About this task: Would you please write out each entry that follows, exactly as written?

-- Entries supplied follows --

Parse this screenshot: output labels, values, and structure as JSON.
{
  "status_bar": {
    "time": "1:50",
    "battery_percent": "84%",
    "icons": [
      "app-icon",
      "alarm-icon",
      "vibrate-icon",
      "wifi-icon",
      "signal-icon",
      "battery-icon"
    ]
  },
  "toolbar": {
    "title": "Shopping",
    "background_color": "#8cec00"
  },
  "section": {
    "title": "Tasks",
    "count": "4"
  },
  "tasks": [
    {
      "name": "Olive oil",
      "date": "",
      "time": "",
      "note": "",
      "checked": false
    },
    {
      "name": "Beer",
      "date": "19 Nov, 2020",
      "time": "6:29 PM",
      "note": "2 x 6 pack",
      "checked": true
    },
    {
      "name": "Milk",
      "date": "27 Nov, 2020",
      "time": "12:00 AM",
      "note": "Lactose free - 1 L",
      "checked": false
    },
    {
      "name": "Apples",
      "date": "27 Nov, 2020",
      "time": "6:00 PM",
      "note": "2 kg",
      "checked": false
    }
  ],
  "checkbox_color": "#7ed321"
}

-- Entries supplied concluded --

Solution to the exercise:
Parse this screenshot: output labels, values, and structure as JSON.
{
  "status_bar": {
    "time": "1:50",
    "battery_percent": "84%",
    "icons": [
      "app-icon",
      "alarm-icon",
      "vibrate-icon",
      "wifi-icon",
      "signal-icon",
      "battery-icon"
    ]
  },
  "toolbar": {
    "title": "Shopping",
    "background_color": "#8cec00"
  },
  "section": {
    "title": "Tasks",
    "count": "4"
  },
  "tasks": [
    {
      "name": "Olive oil",
      "date": "",
      "time": "",
      "note": "",
      "checked": false
    },
    {
      "name": "Beer",
      "date": "19 Nov, 2020",
      "time": "6:29 PM",
      "note": "2 x 6 pack",
      "checked": true
    },
    {
      "name": "Milk",
      "date": "27 Nov, 2020",
      "time": "12:00 AM",
      "note": "Lactose free - 1 L",
      "checked": false
    },
    {
      "name": "Apples",
      "date": "27 Nov, 2020",
      "time": "6:00 PM",
      "note": "2 kg",
      "checked": false
    }
  ],
  "checkbox_color": "#7ed321"
}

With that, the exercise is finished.